Task details: How many of the lines in the data contain "JSON"? Give only the number.

The input:
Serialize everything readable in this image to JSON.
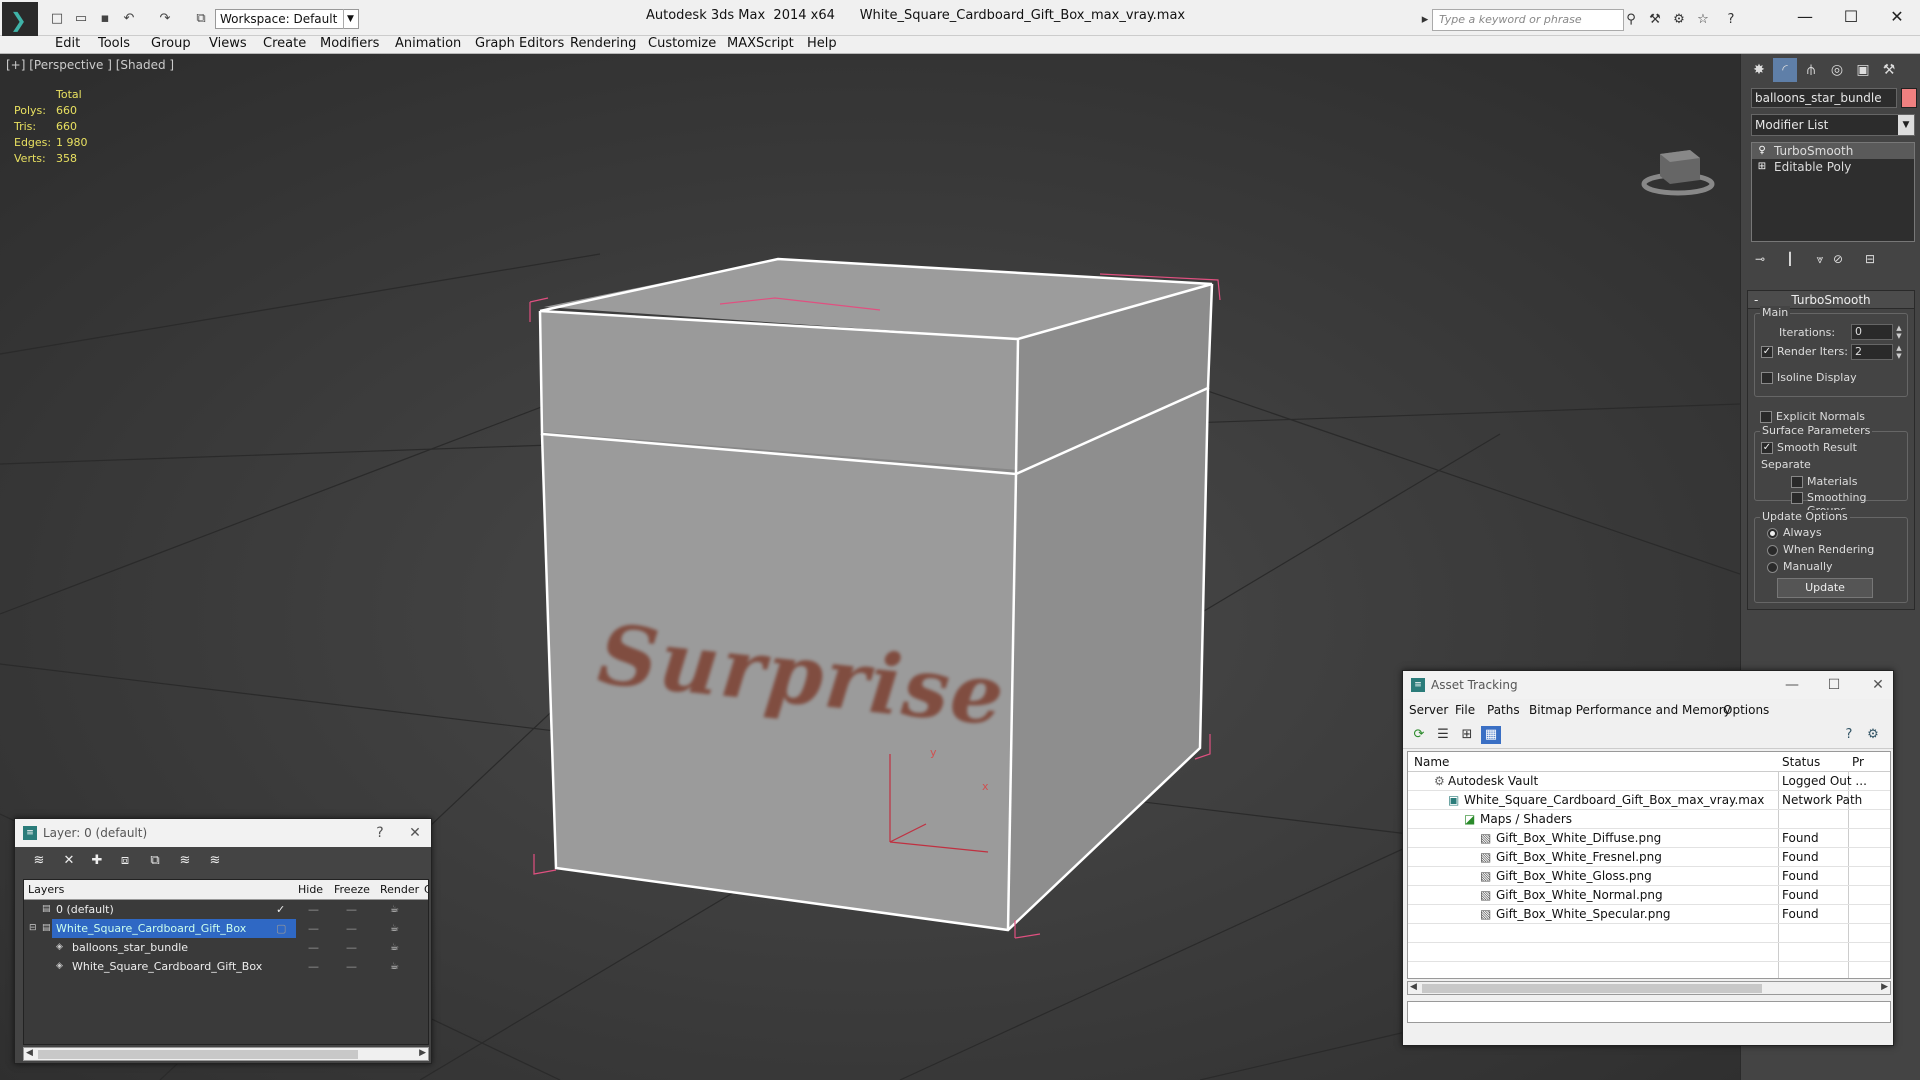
{
  "app": {
    "title": "Autodesk 3ds Max  2014 x64",
    "file": "White_Square_Cardboard_Gift_Box_max_vray.max",
    "workspace": "Workspace: Default",
    "search_placeholder": "Type a keyword or phrase"
  },
  "menu": [
    "Edit",
    "Tools",
    "Group",
    "Views",
    "Create",
    "Modifiers",
    "Animation",
    "Graph Editors",
    "Rendering",
    "Customize",
    "MAXScript",
    "Help"
  ],
  "viewport": {
    "label": "[+] [Perspective ] [Shaded ]",
    "stats": {
      "header": "Total",
      "rows": [
        {
          "k": "Polys:",
          "v": "660"
        },
        {
          "k": "Tris:",
          "v": "660"
        },
        {
          "k": "Edges:",
          "v": "1 980"
        },
        {
          "k": "Verts:",
          "v": "358"
        }
      ]
    },
    "texture_text": "Surprise",
    "axis_y": "y",
    "axis_x": "x"
  },
  "command_panel": {
    "object_name": "balloons_star_bundle",
    "object_color": "#f08080",
    "modifier_list": "Modifier List",
    "stack": [
      "TurboSmooth",
      "Editable Poly"
    ],
    "rollout_title": "TurboSmooth",
    "main_group": "Main",
    "iterations_label": "Iterations:",
    "iterations_value": "0",
    "render_iters_label": "Render Iters:",
    "render_iters_value": "2",
    "isoline": "Isoline Display",
    "explicit_normals": "Explicit Normals",
    "surface_group": "Surface Parameters",
    "smooth_result": "Smooth Result",
    "separate": "Separate",
    "materials": "Materials",
    "smoothing_groups": "Smoothing Groups",
    "update_group": "Update Options",
    "always": "Always",
    "when_rendering": "When Rendering",
    "manually": "Manually",
    "update_btn": "Update"
  },
  "layer_panel": {
    "title": "Layer: 0 (default)",
    "help": "?",
    "close": "✕",
    "columns": {
      "layers": "Layers",
      "hide": "Hide",
      "freeze": "Freeze",
      "render": "Render",
      "extra": "C"
    },
    "rows": [
      {
        "name": "0 (default)"
      },
      {
        "name": "White_Square_Cardboard_Gift_Box"
      },
      {
        "name": "balloons_star_bundle"
      },
      {
        "name": "White_Square_Cardboard_Gift_Box"
      }
    ]
  },
  "asset_panel": {
    "title": "Asset Tracking",
    "menu": [
      "Server",
      "File",
      "Paths",
      "Bitmap Performance and Memory",
      "Options"
    ],
    "columns": {
      "name": "Name",
      "status": "Status",
      "extra": "Pr"
    },
    "rows": [
      {
        "name": "Autodesk Vault",
        "status": "Logged Out ..."
      },
      {
        "name": "White_Square_Cardboard_Gift_Box_max_vray.max",
        "status": "Network Path"
      },
      {
        "name": "Maps / Shaders",
        "status": ""
      },
      {
        "name": "Gift_Box_White_Diffuse.png",
        "status": "Found"
      },
      {
        "name": "Gift_Box_White_Fresnel.png",
        "status": "Found"
      },
      {
        "name": "Gift_Box_White_Gloss.png",
        "status": "Found"
      },
      {
        "name": "Gift_Box_White_Normal.png",
        "status": "Found"
      },
      {
        "name": "Gift_Box_White_Specular.png",
        "status": "Found"
      }
    ]
  }
}
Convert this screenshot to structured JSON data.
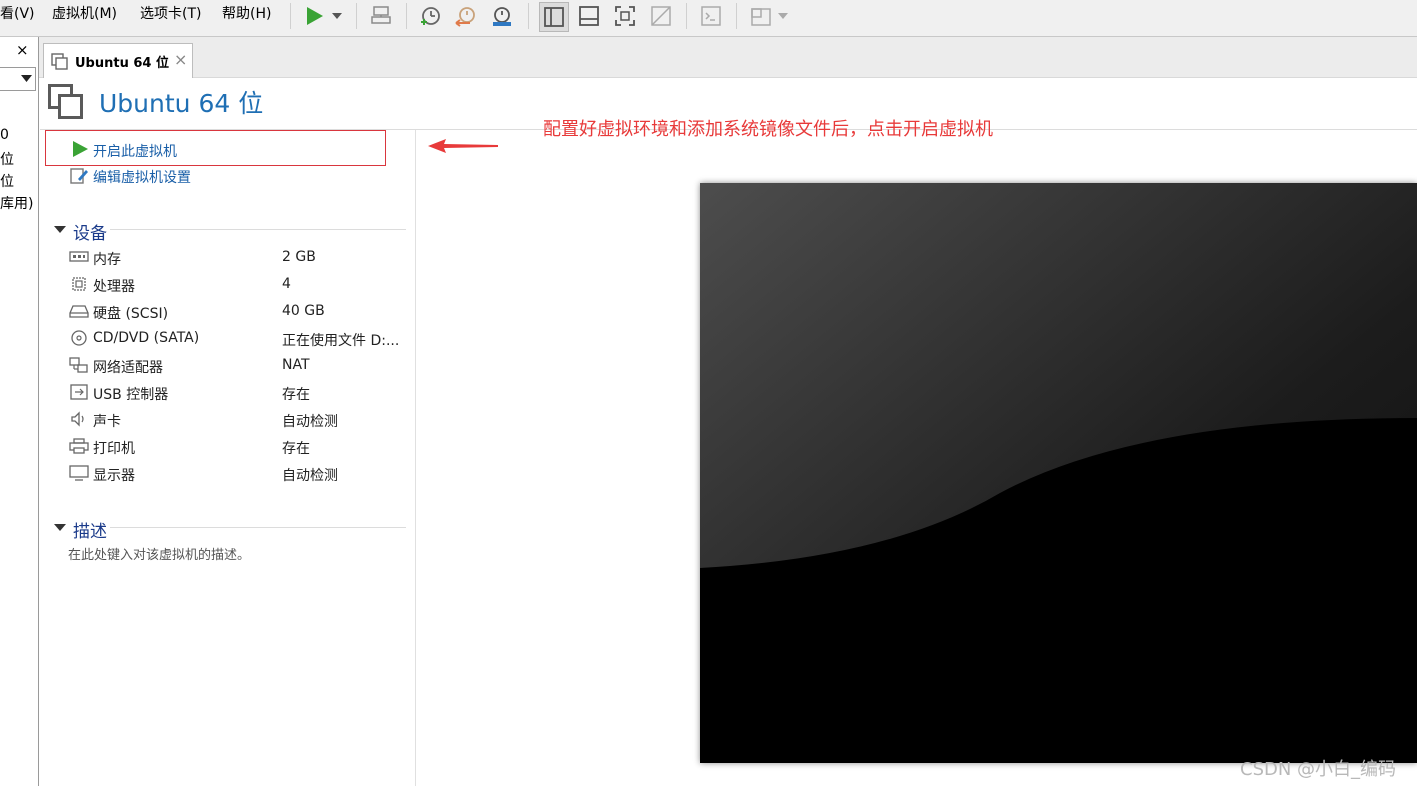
{
  "menu": {
    "items": [
      "看(V)",
      "虚拟机(M)",
      "选项卡(T)",
      "帮助(H)"
    ]
  },
  "toolbar": {
    "icons": [
      "play-icon",
      "dropdown-arrow-icon",
      "send-ctrl-alt-del-icon",
      "snapshot-take-icon",
      "snapshot-revert-icon",
      "snapshot-manager-icon",
      "library-view-icon",
      "console-view-icon",
      "fullscreen-icon",
      "unity-icon",
      "terminal-icon",
      "stretch-icon"
    ]
  },
  "library": {
    "close_glyph": "×",
    "dropdown_value": "",
    "items": [
      "0",
      "位",
      "位",
      "库用)"
    ]
  },
  "tab": {
    "label": "Ubuntu 64 位",
    "close_glyph": "×"
  },
  "vm": {
    "title": "Ubuntu 64 位",
    "actions": {
      "power_on": "开启此虚拟机",
      "edit_settings": "编辑虚拟机设置"
    },
    "devices_header": "设备",
    "devices": [
      {
        "name": "内存",
        "value": "2 GB",
        "icon": "memory-icon"
      },
      {
        "name": "处理器",
        "value": "4",
        "icon": "cpu-icon"
      },
      {
        "name": "硬盘 (SCSI)",
        "value": "40 GB",
        "icon": "harddisk-icon"
      },
      {
        "name": "CD/DVD (SATA)",
        "value": "正在使用文件 D:...",
        "icon": "cd-dvd-icon"
      },
      {
        "name": "网络适配器",
        "value": "NAT",
        "icon": "network-icon"
      },
      {
        "name": "USB 控制器",
        "value": "存在",
        "icon": "usb-icon"
      },
      {
        "name": "声卡",
        "value": "自动检测",
        "icon": "speaker-icon"
      },
      {
        "name": "打印机",
        "value": "存在",
        "icon": "printer-icon"
      },
      {
        "name": "显示器",
        "value": "自动检测",
        "icon": "monitor-icon"
      }
    ],
    "description_header": "描述",
    "description_placeholder": "在此处键入对该虚拟机的描述。"
  },
  "annotation": {
    "text": "配置好虚拟环境和添加系统镜像文件后，点击开启虚拟机",
    "color": "#e83a3a"
  },
  "watermark": "CSDN @小白_编码",
  "colors": {
    "accent": "#1f6fb4",
    "play_green": "#3aa335",
    "highlight_box": "#d9363e"
  }
}
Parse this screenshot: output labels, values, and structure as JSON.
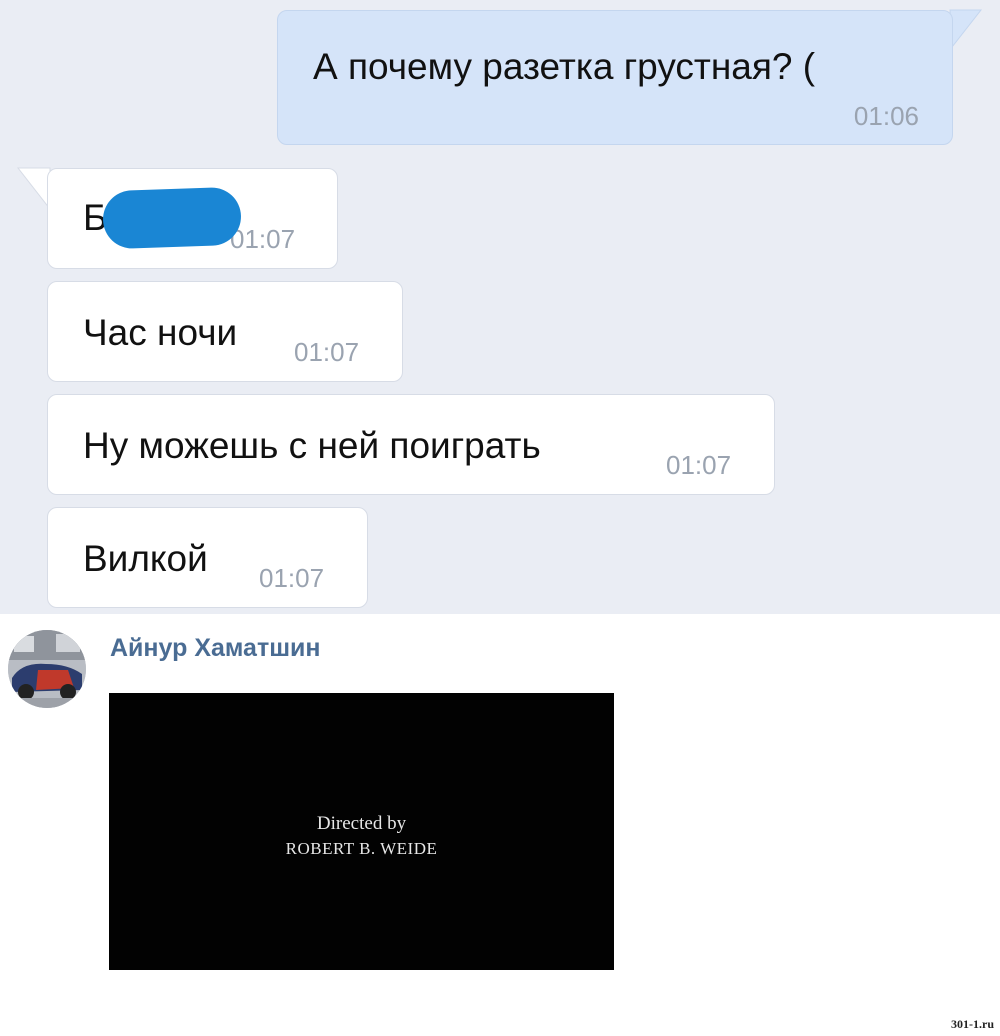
{
  "messages": [
    {
      "direction": "outgoing",
      "text": "А почему разетка грустная? (",
      "time": "01:06"
    },
    {
      "direction": "incoming",
      "text": "Б",
      "time": "01:07",
      "redacted": true
    },
    {
      "direction": "incoming",
      "text": "Час ночи",
      "time": "01:07"
    },
    {
      "direction": "incoming",
      "text": "Ну можешь с ней поиграть",
      "time": "01:07"
    },
    {
      "direction": "incoming",
      "text": "Вилкой",
      "time": "01:07"
    }
  ],
  "comment": {
    "author": "Айнур Хаматшин",
    "video": {
      "line1": "Directed by",
      "line2": "ROBERT B. WEIDE"
    }
  },
  "watermark": "301-1.ru",
  "colors": {
    "chat_background": "#eaedf4",
    "outgoing_bubble": "#d5e4f9",
    "incoming_bubble": "#ffffff",
    "timestamp": "#9aa3b0",
    "author_link": "#4a6c93",
    "redaction_blob": "#1a86d4",
    "video_background": "#020202"
  }
}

Response to this exercise: 3